By Ric O’Barry
On April 13th, I had an absolute blast with the students of Christ the King Catholic School in Canada, hooked up via SKYPE with the MAST Academy in Miami, Florida. The schools co-hosted Sonar2Voice, with 800 students at both schools vowing to help dolphins and other marine life around the globe that are in danger.
I asked my host Mark Knowlton, a teacher at Christ the King School, how Sonar2Voice came about:
It started by having my class watch The Cove, and afterwards three students and I got together to plan the event, because we wanted to do something. A year-and-a-half later, Ric O’Barry came to our gym, and the rest is history!
Musical acts from Christ the King students along with the headliner band Hearts in Stereo entertained and completely energized the crowd. It was an amazing and unique experience to see both crowds from two different countries rockin’ out together as one big crowd for the cause.
Leah Lemieux (who volunteered to monitor the Cove in Taiji this past hunting season for Save Japan Dolphins and is the author of a book on the problems of captive dolphins titled Rekindling the Waters) spoke, telling the students that approximately 100 whales are killed each year in Canada, but their nation has no marine mammal protection laws, unlike the United States. Furthermore, Taiji dolphins had been imported to the Vancouver Aquarium in the past.
The atmosphere gained an even stronger international feel when Ric O’Barry came up to the microphone as our keynote speaker. Ric captivated the crowd with his message and fielded questions both from local students in the gymnasium in Georgetown and also from MAST Academy students through a SKYPE connection projected on a big screen.
Canada, Ric told the students, has the largest marine mammal kill in the world off its East Coast for harp seals. And Ric asked the MAST Academy students to help with the effort to free Lolita, the captive orca kept in the Miami Seaquarium, which is across the street from the MAST Academy. Environmentalists want to retire Lolita to a sea pen in her home waters where her family still exists in the wild in the Pacific Northwest.
The youth present for this event were all deeply moved. Never again will they buy a ticket to a dolphinarium, and all promised to take Ric’s message to others that need to know what is going on in Taiji. It was a truly educational experience that the students from both schools will not soon forget.

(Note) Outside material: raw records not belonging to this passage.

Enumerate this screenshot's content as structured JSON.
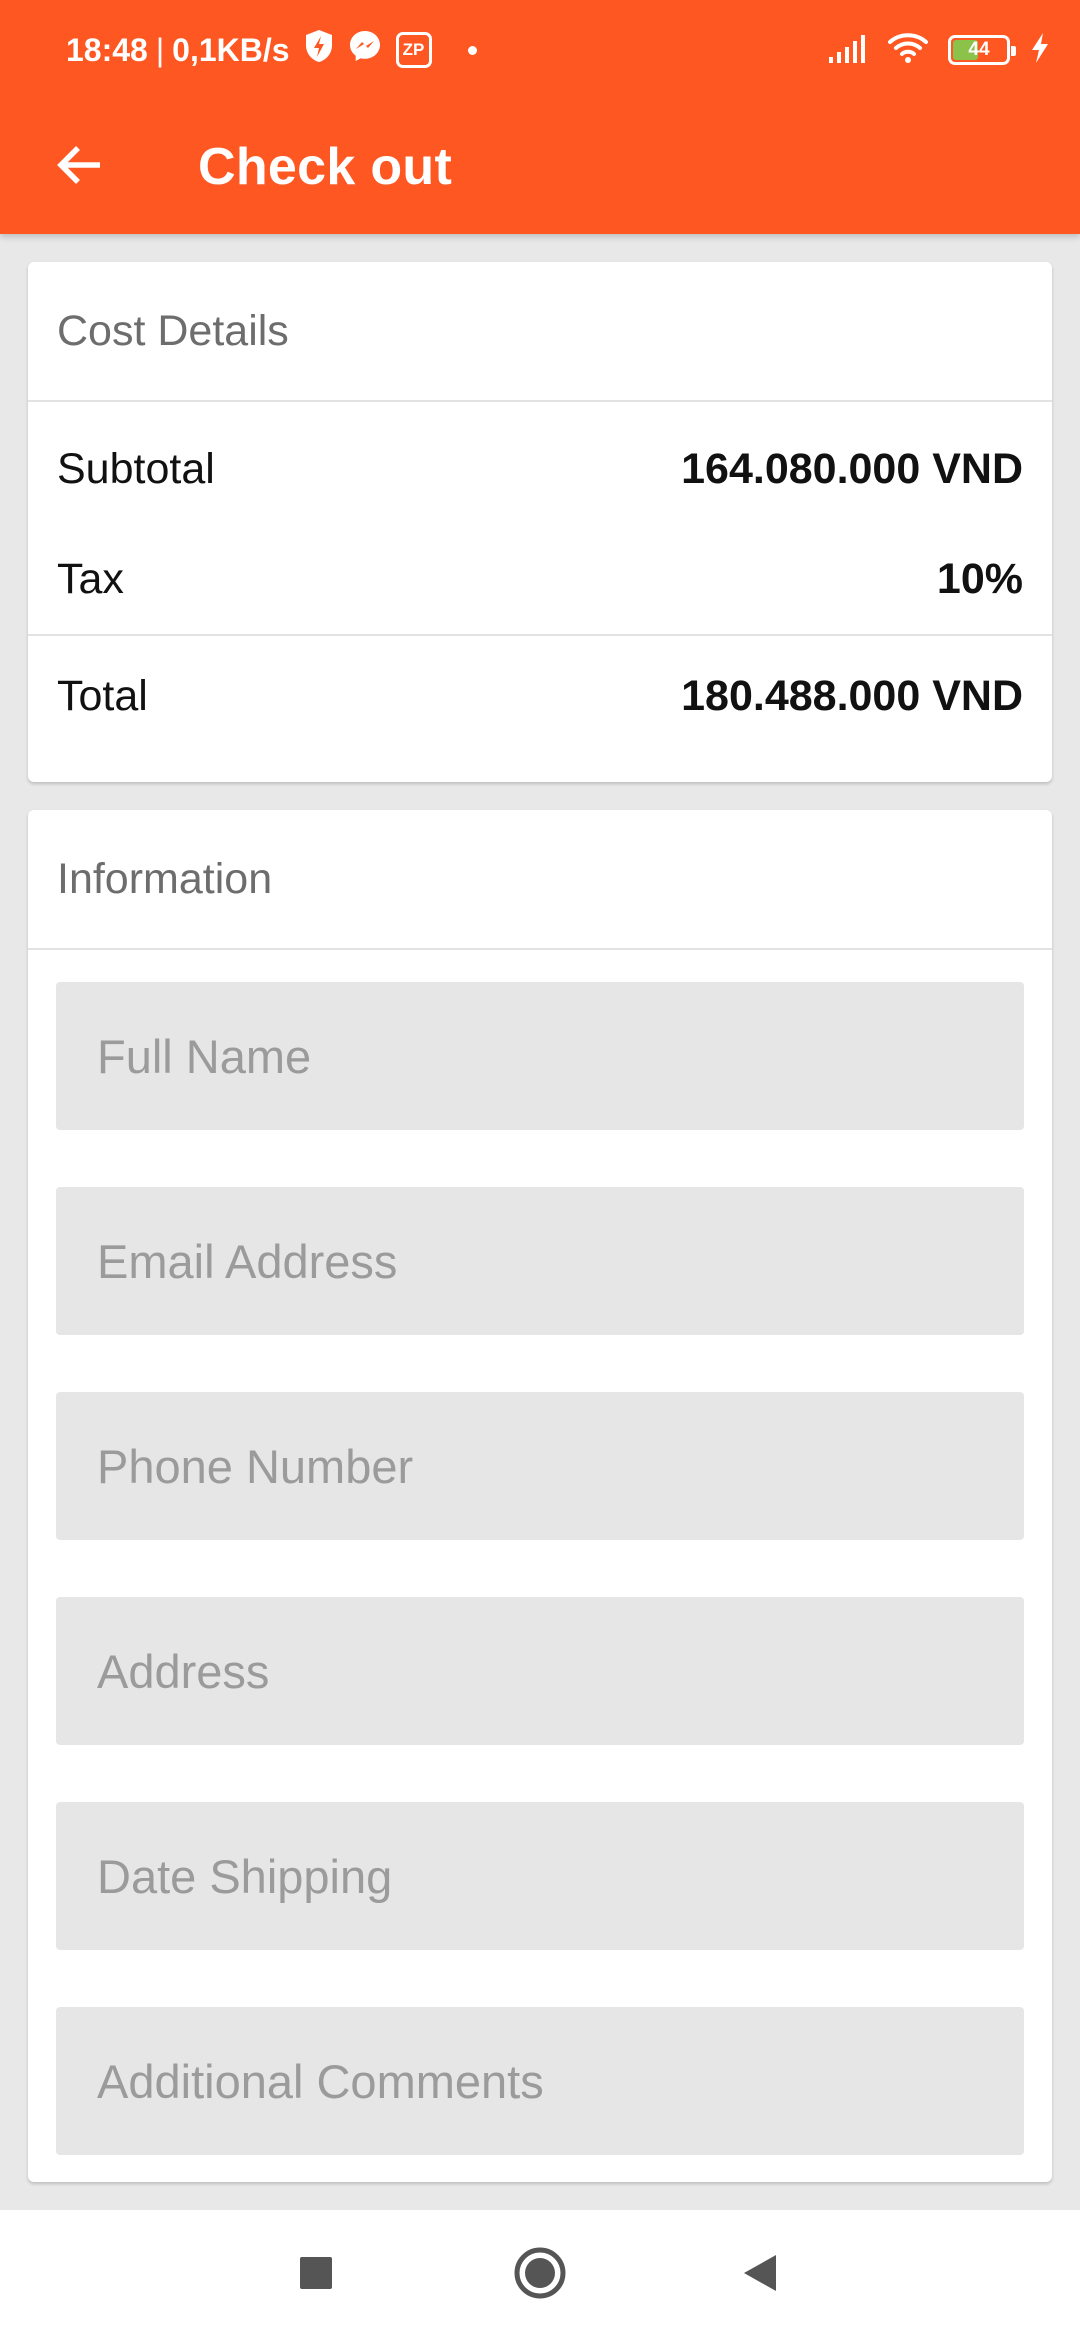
{
  "status_bar": {
    "time": "18:48",
    "separator": "|",
    "speed": "0,1KB/s",
    "zp_label": "ZP",
    "battery_percent": "44",
    "icons": [
      "shield-bolt-icon",
      "messenger-icon",
      "zp-icon",
      "signal-icon",
      "wifi-icon",
      "battery-icon",
      "charging-icon"
    ]
  },
  "header": {
    "title": "Check out",
    "back_icon": "arrow-left-icon"
  },
  "cost_details": {
    "heading": "Cost Details",
    "rows": [
      {
        "label": "Subtotal",
        "value": "164.080.000 VND"
      },
      {
        "label": "Tax",
        "value": "10%"
      },
      {
        "label": "Total",
        "value": "180.488.000 VND"
      }
    ]
  },
  "information": {
    "heading": "Information",
    "fields": [
      {
        "placeholder": "Full Name",
        "value": ""
      },
      {
        "placeholder": "Email Address",
        "value": ""
      },
      {
        "placeholder": "Phone Number",
        "value": ""
      },
      {
        "placeholder": "Address",
        "value": ""
      },
      {
        "placeholder": "Date Shipping",
        "value": ""
      },
      {
        "placeholder": "Additional Comments",
        "value": ""
      }
    ]
  },
  "navigation_bar": {
    "icons": [
      "recents-square-icon",
      "home-circle-icon",
      "back-triangle-icon"
    ]
  },
  "colors": {
    "accent": "#ff5722",
    "background": "#e8e8e8",
    "field_background": "#e6e6e6",
    "battery_fill": "#8bc34a"
  }
}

The hope is that although the dolphins can only communicate their cries in sonar, we can respond to their cries with our human voices – so let’s raise them and help get this senseless slaughter to end.

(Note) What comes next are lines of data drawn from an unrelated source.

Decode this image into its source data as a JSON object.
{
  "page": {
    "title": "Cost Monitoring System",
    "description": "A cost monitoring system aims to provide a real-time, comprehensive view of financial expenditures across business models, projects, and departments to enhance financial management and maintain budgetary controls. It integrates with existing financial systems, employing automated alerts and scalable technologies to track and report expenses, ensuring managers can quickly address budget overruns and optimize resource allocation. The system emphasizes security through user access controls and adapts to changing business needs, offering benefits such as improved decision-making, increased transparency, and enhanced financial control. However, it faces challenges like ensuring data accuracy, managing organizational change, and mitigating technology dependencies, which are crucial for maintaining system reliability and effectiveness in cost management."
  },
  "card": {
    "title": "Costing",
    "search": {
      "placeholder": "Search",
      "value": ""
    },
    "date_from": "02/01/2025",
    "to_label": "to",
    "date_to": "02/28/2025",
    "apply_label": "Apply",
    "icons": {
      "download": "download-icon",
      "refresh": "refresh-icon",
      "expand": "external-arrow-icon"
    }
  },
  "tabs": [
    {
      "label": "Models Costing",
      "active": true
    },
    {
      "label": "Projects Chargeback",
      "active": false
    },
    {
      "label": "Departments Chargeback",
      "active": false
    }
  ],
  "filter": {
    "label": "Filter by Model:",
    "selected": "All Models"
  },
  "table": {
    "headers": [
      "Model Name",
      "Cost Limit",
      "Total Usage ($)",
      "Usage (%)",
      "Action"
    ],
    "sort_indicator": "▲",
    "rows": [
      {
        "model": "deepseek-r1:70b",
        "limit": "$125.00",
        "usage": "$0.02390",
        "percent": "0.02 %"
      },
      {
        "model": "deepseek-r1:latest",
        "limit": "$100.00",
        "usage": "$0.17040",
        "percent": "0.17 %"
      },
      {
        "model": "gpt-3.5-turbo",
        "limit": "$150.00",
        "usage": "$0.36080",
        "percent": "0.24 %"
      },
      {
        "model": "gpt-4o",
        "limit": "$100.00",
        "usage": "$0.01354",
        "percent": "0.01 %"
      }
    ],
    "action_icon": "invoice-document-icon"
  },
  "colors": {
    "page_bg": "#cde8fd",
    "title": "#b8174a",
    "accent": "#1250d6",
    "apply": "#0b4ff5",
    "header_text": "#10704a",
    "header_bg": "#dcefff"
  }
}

The video footage shot of the concert will be released on Youtube soon and will also be sent to political leaders and other schools around the world in an effort to try and encourage others to join their voices with ours in helping the dolphins and other marine species in danger. Sonar2Voice is already planning another event next year, and it promises to be even bigger.
For more information on how to start an event at your school or college visit www.sonar2voice.com and join the voice!

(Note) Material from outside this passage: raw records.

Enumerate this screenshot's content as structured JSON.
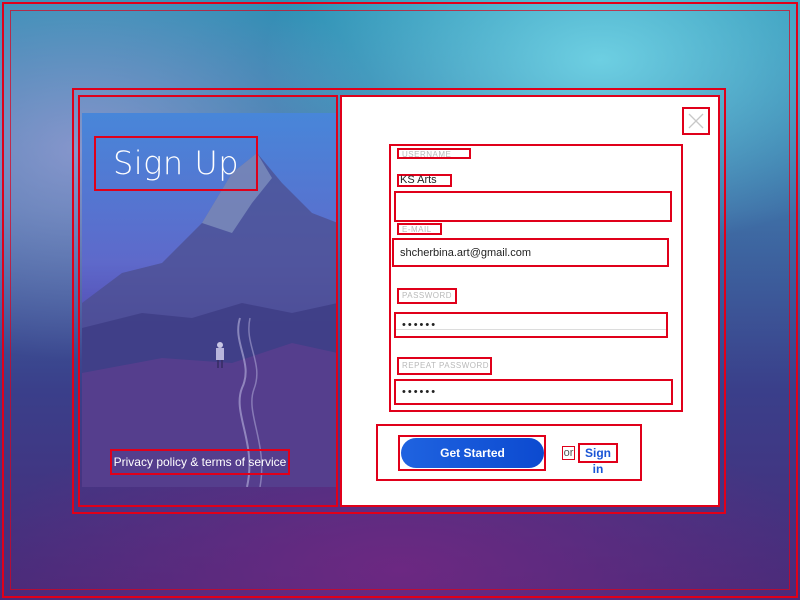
{
  "panel": {
    "title": "Sign Up",
    "privacy_link": "Privacy policy & terms of service"
  },
  "form": {
    "username": {
      "label": "USERNAME",
      "value": "KS Arts"
    },
    "email": {
      "label": "E-MAIL",
      "value": "shcherbina.art@gmail.com"
    },
    "password": {
      "label": "PASSWORD",
      "value": "••••••"
    },
    "repeat_password": {
      "label": "REPEAT PASSWORD",
      "value": "••••••"
    }
  },
  "actions": {
    "primary_label": "Get Started",
    "or_text": "or",
    "signin_label": "Sign in"
  },
  "icons": {
    "close": "close-icon"
  },
  "colors": {
    "accent": "#1a55d6",
    "annotation": "#e0001a"
  }
}
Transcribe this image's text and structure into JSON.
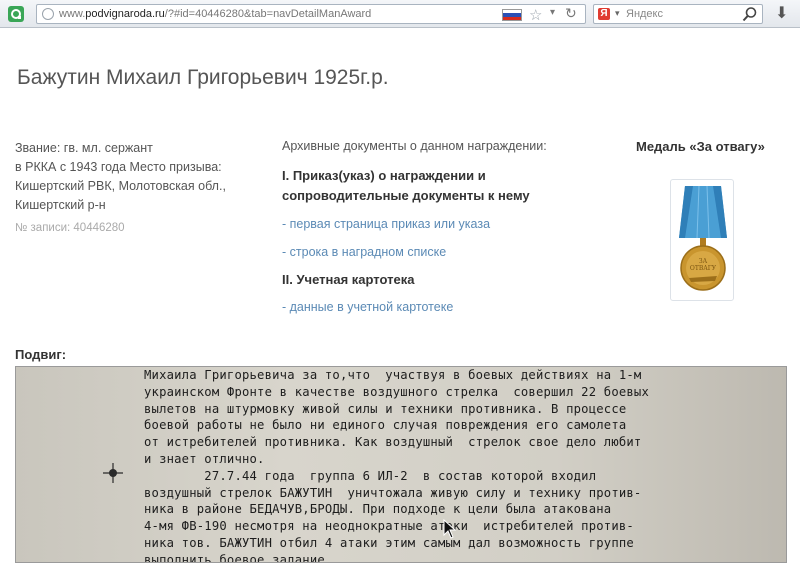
{
  "browser": {
    "url_prefix": "www.",
    "url_domain": "podvignaroda.ru",
    "url_rest": "/?#id=40446280&tab=navDetailManAward",
    "search_placeholder": "Яндекс",
    "search_engine_letter": "Я",
    "icons": [
      "app-icon",
      "globe-icon",
      "russia-flag-icon",
      "star-icon",
      "dropdown-icon",
      "reload-icon",
      "yandex-icon",
      "search-icon",
      "download-icon"
    ]
  },
  "person": {
    "title": "Бажутин Михаил Григорьевич 1925г.р.",
    "details": [
      "Звание: гв. мл. сержант",
      "в РККА с 1943 года Место призыва:",
      "Кишертский РВК, Молотовская обл.,",
      "Кишертский р-н"
    ],
    "record_no": "№ записи: 40446280"
  },
  "archive": {
    "heading": "Архивные документы о данном награждении:",
    "section1_title_line1": "I. Приказ(указ) о награждении и",
    "section1_title_line2": "сопроводительные документы к нему",
    "link_first_page": "- первая страница приказ или указа",
    "link_award_list": "- строка в наградном списке",
    "section2_title": "II. Учетная картотека",
    "link_card_data": "- данные в учетной картотеке"
  },
  "medal": {
    "title": "Медаль «За отвагу»",
    "ribbon_color": "#4a9fd4",
    "medal_color": "#c9952e"
  },
  "feat": {
    "label": "Подвиг:",
    "lines": [
      "Михаила Григорьевича за то,что  участвуя в боевых действиях на 1-м",
      "украинском Фронте в качестве воздушного стрелка  совершил 22 боевых",
      "вылетов на штурмовку живой силы и техники противника. В процессе",
      "боевой работы не было ни единого случая повреждения его самолета",
      "от истребителей противника. Как воздушный  стрелок свое дело любит",
      "и знает отлично.",
      "        27.7.44 года  группа 6 ИЛ-2  в состав которой входил",
      "воздушный стрелок БАЖУТИН  уничтожала живую силу и технику против-",
      "ника в районе БЕДАЧУВ,БРОДЫ. При подходе к цели была атакована",
      "4-мя ФВ-190 несмотря на неоднократные атаки  истребителей против-",
      "ника тов. БАЖУТИН отбил 4 атаки этим самым дал возможность группе",
      "выполнить боевое задание."
    ]
  }
}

I want to add my personal thanks to the students and staff of Christ the King School and the MAST Academy. What a great day for me, and I hope they all got a lot out of it, too. Their young enthusiasm should be bottled and sent around the world!